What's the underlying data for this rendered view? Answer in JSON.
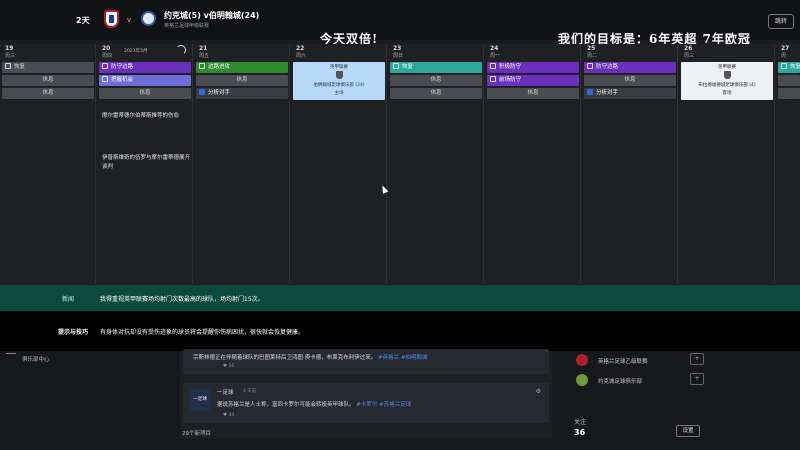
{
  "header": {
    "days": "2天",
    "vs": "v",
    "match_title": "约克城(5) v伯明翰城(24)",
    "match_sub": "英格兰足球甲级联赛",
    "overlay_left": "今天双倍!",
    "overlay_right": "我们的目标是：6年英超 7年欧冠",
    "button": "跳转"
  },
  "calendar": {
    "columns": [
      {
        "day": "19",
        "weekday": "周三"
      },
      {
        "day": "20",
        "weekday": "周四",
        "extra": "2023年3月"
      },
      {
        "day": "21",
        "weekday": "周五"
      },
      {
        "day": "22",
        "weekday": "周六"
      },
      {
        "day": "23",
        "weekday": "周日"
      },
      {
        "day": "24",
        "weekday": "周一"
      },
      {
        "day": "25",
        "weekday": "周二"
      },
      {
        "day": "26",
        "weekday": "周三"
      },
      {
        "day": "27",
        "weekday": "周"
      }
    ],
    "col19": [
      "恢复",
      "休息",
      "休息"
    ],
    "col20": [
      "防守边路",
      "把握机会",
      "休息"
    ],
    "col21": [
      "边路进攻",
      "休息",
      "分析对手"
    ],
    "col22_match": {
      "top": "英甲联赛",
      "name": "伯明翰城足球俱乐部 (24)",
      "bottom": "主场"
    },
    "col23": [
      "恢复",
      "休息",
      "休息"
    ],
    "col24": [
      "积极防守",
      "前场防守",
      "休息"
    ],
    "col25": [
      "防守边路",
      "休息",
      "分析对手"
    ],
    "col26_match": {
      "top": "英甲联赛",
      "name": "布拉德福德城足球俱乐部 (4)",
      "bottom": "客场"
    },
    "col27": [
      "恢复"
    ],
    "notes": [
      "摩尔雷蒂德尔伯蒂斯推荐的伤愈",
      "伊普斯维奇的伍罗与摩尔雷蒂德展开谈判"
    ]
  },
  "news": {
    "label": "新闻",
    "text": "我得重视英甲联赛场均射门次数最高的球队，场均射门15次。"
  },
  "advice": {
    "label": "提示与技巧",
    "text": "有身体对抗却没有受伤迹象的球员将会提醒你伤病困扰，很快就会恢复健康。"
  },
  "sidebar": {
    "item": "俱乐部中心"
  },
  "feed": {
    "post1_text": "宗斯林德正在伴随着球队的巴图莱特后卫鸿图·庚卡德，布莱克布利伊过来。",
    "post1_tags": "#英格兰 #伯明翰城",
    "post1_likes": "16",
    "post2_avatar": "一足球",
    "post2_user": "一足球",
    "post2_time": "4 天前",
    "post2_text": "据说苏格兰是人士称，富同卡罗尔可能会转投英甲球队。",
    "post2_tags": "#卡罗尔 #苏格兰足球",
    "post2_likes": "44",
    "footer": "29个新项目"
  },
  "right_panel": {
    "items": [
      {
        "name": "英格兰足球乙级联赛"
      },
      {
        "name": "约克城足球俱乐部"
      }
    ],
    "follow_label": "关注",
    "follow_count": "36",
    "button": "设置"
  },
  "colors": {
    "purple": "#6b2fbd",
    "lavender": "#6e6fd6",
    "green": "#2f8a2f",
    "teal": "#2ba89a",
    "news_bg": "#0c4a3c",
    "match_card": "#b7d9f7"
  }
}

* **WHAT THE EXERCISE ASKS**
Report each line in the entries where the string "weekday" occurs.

* **EXERCISE OUTPUT**
        "weekday": "周三"
        "weekday": "周四",
        "weekday": "周五"
        "weekday": "周六"
        "weekday": "周日"
        "weekday": "周一"
        "weekday": "周二"
        "weekday": "周三"
        "weekday": "周"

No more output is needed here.